In March, 2014, I had the privilege of seeing Denzel Washington on Broadway when he starred in a new production of Lorraine Hansberry’s ‘A Raisin In the Sun’. Hansberry’s classic play has graced the Broadway stage repeatedly throughout the years and even caught the eye of Hollywood being adapted to movie and television formats. When she wrote the play, I don’t know if she knew then that it would go on to become a classic, but I do believe that she was fully aware that her play would have an impact on American society and the never-ending issue with race. The play is set in a time where segregation and racial discrimination were highly prevalent throughout the United States. We are introduced to a small American family struggling to live the American dream. Living in a small apartment as a typical nuclear family, Walter Lee, Ruth, Travis and Lena, represent the social status of millions of African-Americans at the time. The death of Lena’s husband results in a life insurance payout and the family now is faced with the question of what to do with the settlement. While Walter Lee has his own idea, Mama has her own plan, one that will test every member of the family. Her vision to buy a house in predominantly white neighborhood is the crux of the play and the most intense. The visit by Mr. Lindner on behalf of the resident’s association highlights the discrimination and fear that gripped suburban communities as minorities attempted to leave the turmoil of the inner city during the middle of the 20th century.

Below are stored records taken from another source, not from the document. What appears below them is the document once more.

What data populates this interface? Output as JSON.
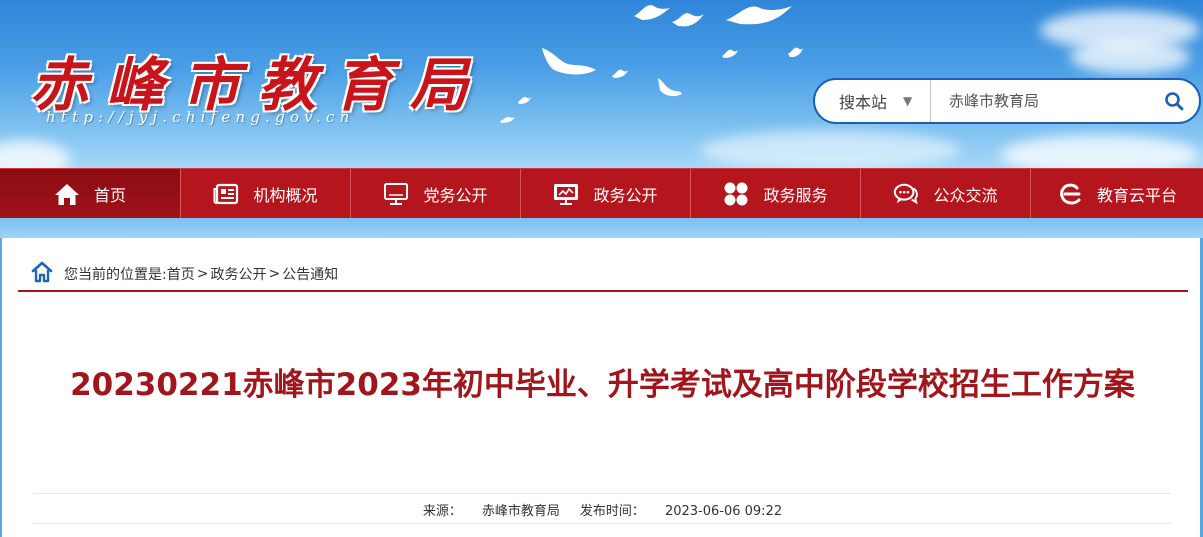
{
  "header": {
    "logo_text": "赤峰市教育局",
    "url_text": "http://jyj.chifeng.gov.cn"
  },
  "search": {
    "scope_label": "搜本站",
    "placeholder": "赤峰市教育局",
    "icons": {
      "dropdown": "caret-down-icon",
      "submit": "search-icon"
    }
  },
  "nav": {
    "items": [
      {
        "label": "首页",
        "icon": "home-icon",
        "active": true
      },
      {
        "label": "机构概况",
        "icon": "newspaper-icon"
      },
      {
        "label": "党务公开",
        "icon": "monitor-icon"
      },
      {
        "label": "政务公开",
        "icon": "screen-icon"
      },
      {
        "label": "政务服务",
        "icon": "grid-icon"
      },
      {
        "label": "公众交流",
        "icon": "chat-icon"
      },
      {
        "label": "教育云平台",
        "icon": "cloud-e-icon"
      }
    ]
  },
  "breadcrumb": {
    "prefix": "您当前的位置是:",
    "items": [
      "首页",
      "政务公开",
      "公告通知"
    ],
    "separator": ">"
  },
  "article": {
    "title": "20230221赤峰市2023年初中毕业、升学考试及高中阶段学校招生工作方案",
    "source_label": "来源：",
    "source": "赤峰市教育局",
    "date_label": "发布时间：",
    "date": "2023-06-06 09:22"
  },
  "colors": {
    "brand_red": "#b5151d",
    "title_red": "#a1161c",
    "search_border": "#1b5fb0"
  }
}
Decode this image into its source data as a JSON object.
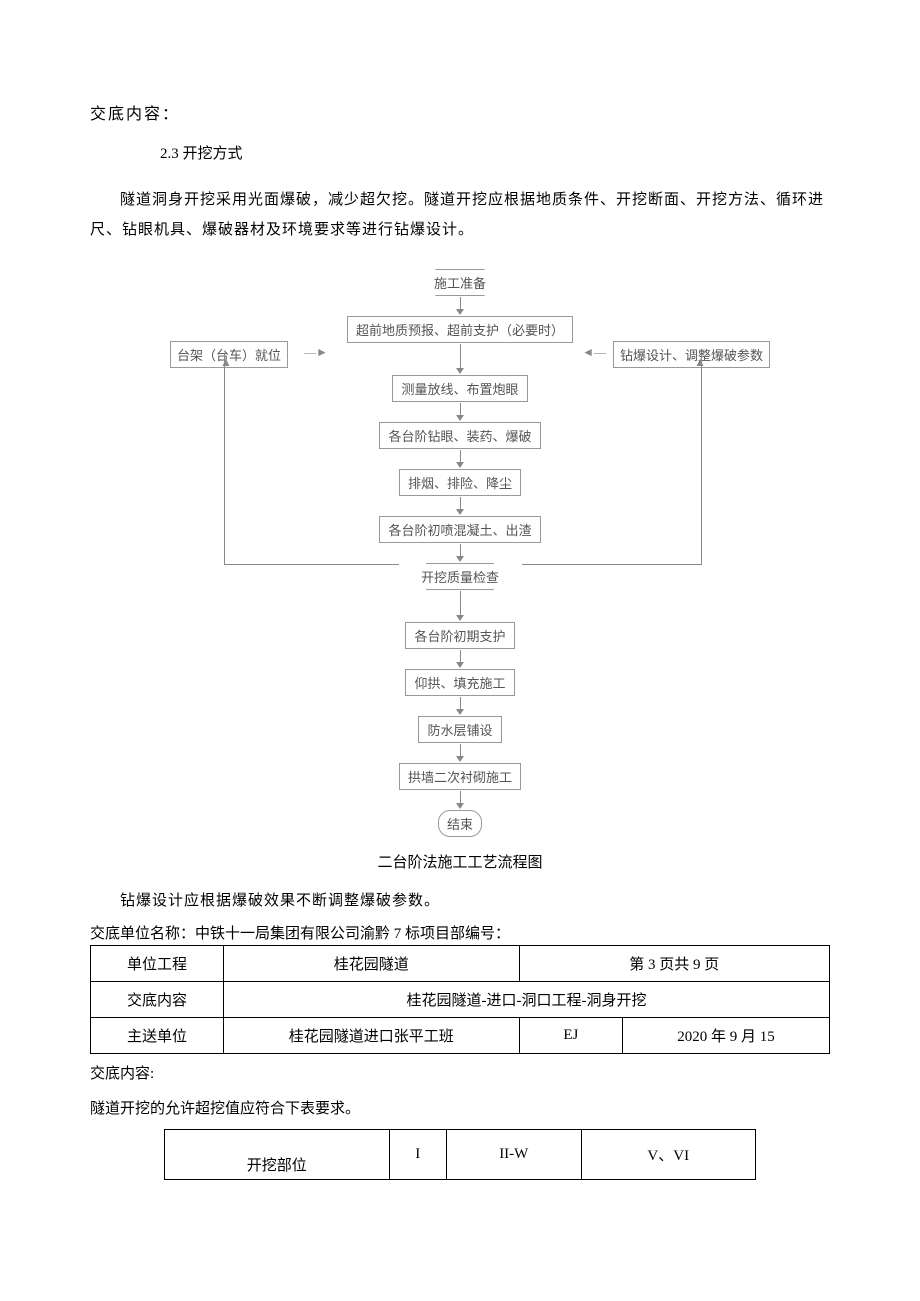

Although the issue of the house is critical to the development of the play, the characters we meet are equally just as important. Through them we are able to re-evaluate our own thoughts on marriage, religion, parent-child relationships and the relationships we have with our friends. Hansberry’s masterpiece continues to open eyes and hearts and is a crucial piece of literature that ranks high among the works of all celebrated authors. The true tragedy is that she didn’t live to see the legacy her play developed following her death. Had she lived, I think she would be amazed at how far America has come since the Youngers dared to challenge social norms and make a case for integration on their own. And she would never hesitate to remind that it’s okay to sit awhile and think.